| TASK ITEM |
Retype each entry exactly.

═══

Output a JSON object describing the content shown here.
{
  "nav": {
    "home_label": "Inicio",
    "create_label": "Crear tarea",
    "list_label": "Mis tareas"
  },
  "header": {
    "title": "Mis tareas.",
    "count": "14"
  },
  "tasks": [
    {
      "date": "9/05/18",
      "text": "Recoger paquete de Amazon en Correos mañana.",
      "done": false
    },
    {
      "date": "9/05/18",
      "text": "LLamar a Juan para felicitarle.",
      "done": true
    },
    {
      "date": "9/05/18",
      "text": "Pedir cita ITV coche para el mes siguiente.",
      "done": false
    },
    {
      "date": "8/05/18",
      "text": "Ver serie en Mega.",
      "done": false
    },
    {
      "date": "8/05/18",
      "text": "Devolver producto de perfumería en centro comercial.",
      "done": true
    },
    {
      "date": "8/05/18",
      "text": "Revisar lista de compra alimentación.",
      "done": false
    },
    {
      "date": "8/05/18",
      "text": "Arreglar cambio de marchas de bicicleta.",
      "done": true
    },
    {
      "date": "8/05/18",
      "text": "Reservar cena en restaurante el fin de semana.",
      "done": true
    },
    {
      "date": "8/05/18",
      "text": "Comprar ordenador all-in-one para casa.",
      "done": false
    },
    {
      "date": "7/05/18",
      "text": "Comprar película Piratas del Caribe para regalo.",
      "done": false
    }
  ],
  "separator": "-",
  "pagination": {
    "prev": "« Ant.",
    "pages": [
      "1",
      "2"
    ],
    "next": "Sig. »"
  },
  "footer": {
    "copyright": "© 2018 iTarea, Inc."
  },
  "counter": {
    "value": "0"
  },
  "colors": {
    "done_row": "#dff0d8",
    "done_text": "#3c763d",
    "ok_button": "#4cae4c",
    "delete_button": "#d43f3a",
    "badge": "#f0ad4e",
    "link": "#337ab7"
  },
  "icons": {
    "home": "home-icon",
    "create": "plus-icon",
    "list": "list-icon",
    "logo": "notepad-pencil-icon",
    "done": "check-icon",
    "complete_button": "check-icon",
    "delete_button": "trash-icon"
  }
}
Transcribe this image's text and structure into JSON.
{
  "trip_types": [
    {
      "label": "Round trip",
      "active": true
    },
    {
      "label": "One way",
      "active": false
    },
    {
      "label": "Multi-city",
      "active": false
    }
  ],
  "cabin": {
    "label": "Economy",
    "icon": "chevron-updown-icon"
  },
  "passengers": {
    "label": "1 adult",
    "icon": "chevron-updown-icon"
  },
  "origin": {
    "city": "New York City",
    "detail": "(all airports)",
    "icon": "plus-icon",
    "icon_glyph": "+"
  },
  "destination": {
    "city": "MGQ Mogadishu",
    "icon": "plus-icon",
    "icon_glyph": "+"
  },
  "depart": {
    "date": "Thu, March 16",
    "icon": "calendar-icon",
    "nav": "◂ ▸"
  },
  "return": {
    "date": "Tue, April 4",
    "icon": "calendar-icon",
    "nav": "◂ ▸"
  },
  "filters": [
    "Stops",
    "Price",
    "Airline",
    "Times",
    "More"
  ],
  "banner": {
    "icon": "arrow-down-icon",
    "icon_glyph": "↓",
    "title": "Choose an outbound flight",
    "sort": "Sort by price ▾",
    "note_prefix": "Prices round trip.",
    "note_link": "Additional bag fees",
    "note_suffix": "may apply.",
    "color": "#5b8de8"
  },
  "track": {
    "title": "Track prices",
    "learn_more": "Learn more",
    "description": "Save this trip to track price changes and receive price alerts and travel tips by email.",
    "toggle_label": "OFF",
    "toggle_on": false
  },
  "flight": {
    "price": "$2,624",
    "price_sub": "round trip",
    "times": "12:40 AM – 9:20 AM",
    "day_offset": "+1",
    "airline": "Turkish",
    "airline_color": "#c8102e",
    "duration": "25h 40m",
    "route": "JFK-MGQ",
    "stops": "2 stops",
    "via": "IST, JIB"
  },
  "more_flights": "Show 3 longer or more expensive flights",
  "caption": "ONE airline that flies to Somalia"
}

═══

| TASK RESPONSE |
Output a JSON object describing the content shown here.
{
  "nav": {
    "home_label": "Inicio",
    "create_label": "Crear tarea",
    "list_label": "Mis tareas"
  },
  "header": {
    "title": "Mis tareas.",
    "count": "14"
  },
  "tasks": [
    {
      "date": "9/05/18",
      "text": "Recoger paquete de Amazon en Correos mañana.",
      "done": false
    },
    {
      "date": "9/05/18",
      "text": "LLamar a Juan para felicitarle.",
      "done": true
    },
    {
      "date": "9/05/18",
      "text": "Pedir cita ITV coche para el mes siguiente.",
      "done": false
    },
    {
      "date": "8/05/18",
      "text": "Ver serie en Mega.",
      "done": false
    },
    {
      "date": "8/05/18",
      "text": "Devolver producto de perfumería en centro comercial.",
      "done": true
    },
    {
      "date": "8/05/18",
      "text": "Revisar lista de compra alimentación.",
      "done": false
    },
    {
      "date": "8/05/18",
      "text": "Arreglar cambio de marchas de bicicleta.",
      "done": true
    },
    {
      "date": "8/05/18",
      "text": "Reservar cena en restaurante el fin de semana.",
      "done": true
    },
    {
      "date": "8/05/18",
      "text": "Comprar ordenador all-in-one para casa.",
      "done": false
    },
    {
      "date": "7/05/18",
      "text": "Comprar película Piratas del Caribe para regalo.",
      "done": false
    }
  ],
  "separator": "-",
  "pagination": {
    "prev": "« Ant.",
    "pages": [
      "1",
      "2"
    ],
    "next": "Sig. »"
  },
  "footer": {
    "copyright": "© 2018 iTarea, Inc."
  },
  "counter": {
    "value": "0"
  },
  "colors": {
    "done_row": "#dff0d8",
    "done_text": "#3c763d",
    "ok_button": "#4cae4c",
    "delete_button": "#d43f3a",
    "badge": "#f0ad4e",
    "link": "#337ab7"
  },
  "icons": {
    "home": "home-icon",
    "create": "plus-icon",
    "list": "list-icon",
    "logo": "notepad-pencil-icon",
    "done": "check-icon",
    "complete_button": "check-icon",
    "delete_button": "trash-icon"
  }
}
Transcribe this image's text and structure into JSON.
{
  "trip_types": [
    {
      "label": "Round trip",
      "active": true
    },
    {
      "label": "One way",
      "active": false
    },
    {
      "label": "Multi-city",
      "active": false
    }
  ],
  "cabin": {
    "label": "Economy",
    "icon": "chevron-updown-icon"
  },
  "passengers": {
    "label": "1 adult",
    "icon": "chevron-updown-icon"
  },
  "origin": {
    "city": "New York City",
    "detail": "(all airports)",
    "icon": "plus-icon",
    "icon_glyph": "+"
  },
  "destination": {
    "city": "MGQ Mogadishu",
    "icon": "plus-icon",
    "icon_glyph": "+"
  },
  "depart": {
    "date": "Thu, March 16",
    "icon": "calendar-icon",
    "nav": "◂ ▸"
  },
  "return": {
    "date": "Tue, April 4",
    "icon": "calendar-icon",
    "nav": "◂ ▸"
  },
  "filters": [
    "Stops",
    "Price",
    "Airline",
    "Times",
    "More"
  ],
  "banner": {
    "icon": "arrow-down-icon",
    "icon_glyph": "↓",
    "title": "Choose an outbound flight",
    "sort": "Sort by price ▾",
    "note_prefix": "Prices round trip.",
    "note_link": "Additional bag fees",
    "note_suffix": "may apply.",
    "color": "#5b8de8"
  },
  "track": {
    "title": "Track prices",
    "learn_more": "Learn more",
    "description": "Save this trip to track price changes and receive price alerts and travel tips by email.",
    "toggle_label": "OFF",
    "toggle_on": false
  },
  "flight": {
    "price": "$2,624",
    "price_sub": "round trip",
    "times": "12:40 AM – 9:20 AM",
    "day_offset": "+1",
    "airline": "Turkish",
    "airline_color": "#c8102e",
    "duration": "25h 40m",
    "route": "JFK-MGQ",
    "stops": "2 stops",
    "via": "IST, JIB"
  },
  "more_flights": "Show 3 longer or more expensive flights",
  "caption": "ONE airline that flies to Somalia"
}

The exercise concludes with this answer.